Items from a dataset
↓

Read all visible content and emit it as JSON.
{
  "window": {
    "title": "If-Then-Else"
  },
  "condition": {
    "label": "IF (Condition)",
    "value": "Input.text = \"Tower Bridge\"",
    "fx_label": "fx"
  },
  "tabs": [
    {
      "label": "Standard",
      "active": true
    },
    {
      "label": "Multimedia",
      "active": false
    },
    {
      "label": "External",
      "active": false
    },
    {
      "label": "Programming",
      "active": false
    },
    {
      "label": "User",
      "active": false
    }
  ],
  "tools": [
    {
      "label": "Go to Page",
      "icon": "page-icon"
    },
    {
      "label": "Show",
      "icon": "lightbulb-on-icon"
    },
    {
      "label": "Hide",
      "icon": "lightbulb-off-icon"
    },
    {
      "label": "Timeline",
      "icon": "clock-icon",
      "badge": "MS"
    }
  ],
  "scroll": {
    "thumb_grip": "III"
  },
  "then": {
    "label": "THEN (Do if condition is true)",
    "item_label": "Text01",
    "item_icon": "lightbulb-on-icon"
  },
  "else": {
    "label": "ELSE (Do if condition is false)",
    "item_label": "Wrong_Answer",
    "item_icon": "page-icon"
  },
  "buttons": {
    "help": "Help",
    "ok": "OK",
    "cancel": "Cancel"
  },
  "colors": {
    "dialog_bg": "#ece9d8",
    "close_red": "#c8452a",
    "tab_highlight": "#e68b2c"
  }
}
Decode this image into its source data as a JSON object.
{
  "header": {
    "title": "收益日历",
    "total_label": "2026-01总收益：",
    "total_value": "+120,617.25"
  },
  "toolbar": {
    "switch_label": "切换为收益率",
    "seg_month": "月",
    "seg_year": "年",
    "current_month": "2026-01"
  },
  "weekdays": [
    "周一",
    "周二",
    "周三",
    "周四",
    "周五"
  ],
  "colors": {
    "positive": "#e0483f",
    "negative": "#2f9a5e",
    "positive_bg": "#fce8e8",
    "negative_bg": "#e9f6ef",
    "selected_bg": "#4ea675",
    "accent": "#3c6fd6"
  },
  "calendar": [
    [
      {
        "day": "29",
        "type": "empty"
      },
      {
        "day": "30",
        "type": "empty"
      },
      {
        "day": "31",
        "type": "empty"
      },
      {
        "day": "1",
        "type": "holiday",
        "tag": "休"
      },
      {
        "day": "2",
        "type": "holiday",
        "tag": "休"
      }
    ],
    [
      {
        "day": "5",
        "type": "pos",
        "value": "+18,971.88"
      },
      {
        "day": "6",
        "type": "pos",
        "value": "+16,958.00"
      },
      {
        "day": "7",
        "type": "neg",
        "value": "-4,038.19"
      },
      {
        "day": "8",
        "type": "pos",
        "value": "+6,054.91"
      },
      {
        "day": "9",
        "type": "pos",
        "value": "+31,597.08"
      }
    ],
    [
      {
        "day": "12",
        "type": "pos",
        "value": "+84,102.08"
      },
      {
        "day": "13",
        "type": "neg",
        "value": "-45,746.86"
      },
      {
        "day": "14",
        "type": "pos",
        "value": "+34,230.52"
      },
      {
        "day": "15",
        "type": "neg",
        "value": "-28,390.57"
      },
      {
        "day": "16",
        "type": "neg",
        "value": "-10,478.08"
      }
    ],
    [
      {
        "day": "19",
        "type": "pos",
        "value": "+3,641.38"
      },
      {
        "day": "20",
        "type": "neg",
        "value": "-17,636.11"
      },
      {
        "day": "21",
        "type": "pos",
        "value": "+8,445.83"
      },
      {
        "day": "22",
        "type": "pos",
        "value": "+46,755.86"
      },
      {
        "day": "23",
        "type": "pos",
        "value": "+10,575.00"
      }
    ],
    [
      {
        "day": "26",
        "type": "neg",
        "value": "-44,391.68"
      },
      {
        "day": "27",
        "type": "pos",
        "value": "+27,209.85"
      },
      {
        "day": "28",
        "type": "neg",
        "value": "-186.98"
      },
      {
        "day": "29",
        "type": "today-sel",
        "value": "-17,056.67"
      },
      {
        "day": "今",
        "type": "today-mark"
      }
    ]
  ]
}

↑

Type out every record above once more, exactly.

Read all visible content and emit it as JSON.
{
  "window": {
    "title": "If-Then-Else"
  },
  "condition": {
    "label": "IF (Condition)",
    "value": "Input.text = \"Tower Bridge\"",
    "fx_label": "fx"
  },
  "tabs": [
    {
      "label": "Standard",
      "active": true
    },
    {
      "label": "Multimedia",
      "active": false
    },
    {
      "label": "External",
      "active": false
    },
    {
      "label": "Programming",
      "active": false
    },
    {
      "label": "User",
      "active": false
    }
  ],
  "tools": [
    {
      "label": "Go to Page",
      "icon": "page-icon"
    },
    {
      "label": "Show",
      "icon": "lightbulb-on-icon"
    },
    {
      "label": "Hide",
      "icon": "lightbulb-off-icon"
    },
    {
      "label": "Timeline",
      "icon": "clock-icon",
      "badge": "MS"
    }
  ],
  "scroll": {
    "thumb_grip": "III"
  },
  "then": {
    "label": "THEN (Do if condition is true)",
    "item_label": "Text01",
    "item_icon": "lightbulb-on-icon"
  },
  "else": {
    "label": "ELSE (Do if condition is false)",
    "item_label": "Wrong_Answer",
    "item_icon": "page-icon"
  },
  "buttons": {
    "help": "Help",
    "ok": "OK",
    "cancel": "Cancel"
  },
  "colors": {
    "dialog_bg": "#ece9d8",
    "close_red": "#c8452a",
    "tab_highlight": "#e68b2c"
  }
}
Decode this image into its source data as a JSON object.
{
  "header": {
    "title": "收益日历",
    "total_label": "2026-01总收益：",
    "total_value": "+120,617.25"
  },
  "toolbar": {
    "switch_label": "切换为收益率",
    "seg_month": "月",
    "seg_year": "年",
    "current_month": "2026-01"
  },
  "weekdays": [
    "周一",
    "周二",
    "周三",
    "周四",
    "周五"
  ],
  "colors": {
    "positive": "#e0483f",
    "negative": "#2f9a5e",
    "positive_bg": "#fce8e8",
    "negative_bg": "#e9f6ef",
    "selected_bg": "#4ea675",
    "accent": "#3c6fd6"
  },
  "calendar": [
    [
      {
        "day": "29",
        "type": "empty"
      },
      {
        "day": "30",
        "type": "empty"
      },
      {
        "day": "31",
        "type": "empty"
      },
      {
        "day": "1",
        "type": "holiday",
        "tag": "休"
      },
      {
        "day": "2",
        "type": "holiday",
        "tag": "休"
      }
    ],
    [
      {
        "day": "5",
        "type": "pos",
        "value": "+18,971.88"
      },
      {
        "day": "6",
        "type": "pos",
        "value": "+16,958.00"
      },
      {
        "day": "7",
        "type": "neg",
        "value": "-4,038.19"
      },
      {
        "day": "8",
        "type": "pos",
        "value": "+6,054.91"
      },
      {
        "day": "9",
        "type": "pos",
        "value": "+31,597.08"
      }
    ],
    [
      {
        "day": "12",
        "type": "pos",
        "value": "+84,102.08"
      },
      {
        "day": "13",
        "type": "neg",
        "value": "-45,746.86"
      },
      {
        "day": "14",
        "type": "pos",
        "value": "+34,230.52"
      },
      {
        "day": "15",
        "type": "neg",
        "value": "-28,390.57"
      },
      {
        "day": "16",
        "type": "neg",
        "value": "-10,478.08"
      }
    ],
    [
      {
        "day": "19",
        "type": "pos",
        "value": "+3,641.38"
      },
      {
        "day": "20",
        "type": "neg",
        "value": "-17,636.11"
      },
      {
        "day": "21",
        "type": "pos",
        "value": "+8,445.83"
      },
      {
        "day": "22",
        "type": "pos",
        "value": "+46,755.86"
      },
      {
        "day": "23",
        "type": "pos",
        "value": "+10,575.00"
      }
    ],
    [
      {
        "day": "26",
        "type": "neg",
        "value": "-44,391.68"
      },
      {
        "day": "27",
        "type": "pos",
        "value": "+27,209.85"
      },
      {
        "day": "28",
        "type": "neg",
        "value": "-186.98"
      },
      {
        "day": "29",
        "type": "today-sel",
        "value": "-17,056.67"
      },
      {
        "day": "今",
        "type": "today-mark"
      }
    ]
  ]
}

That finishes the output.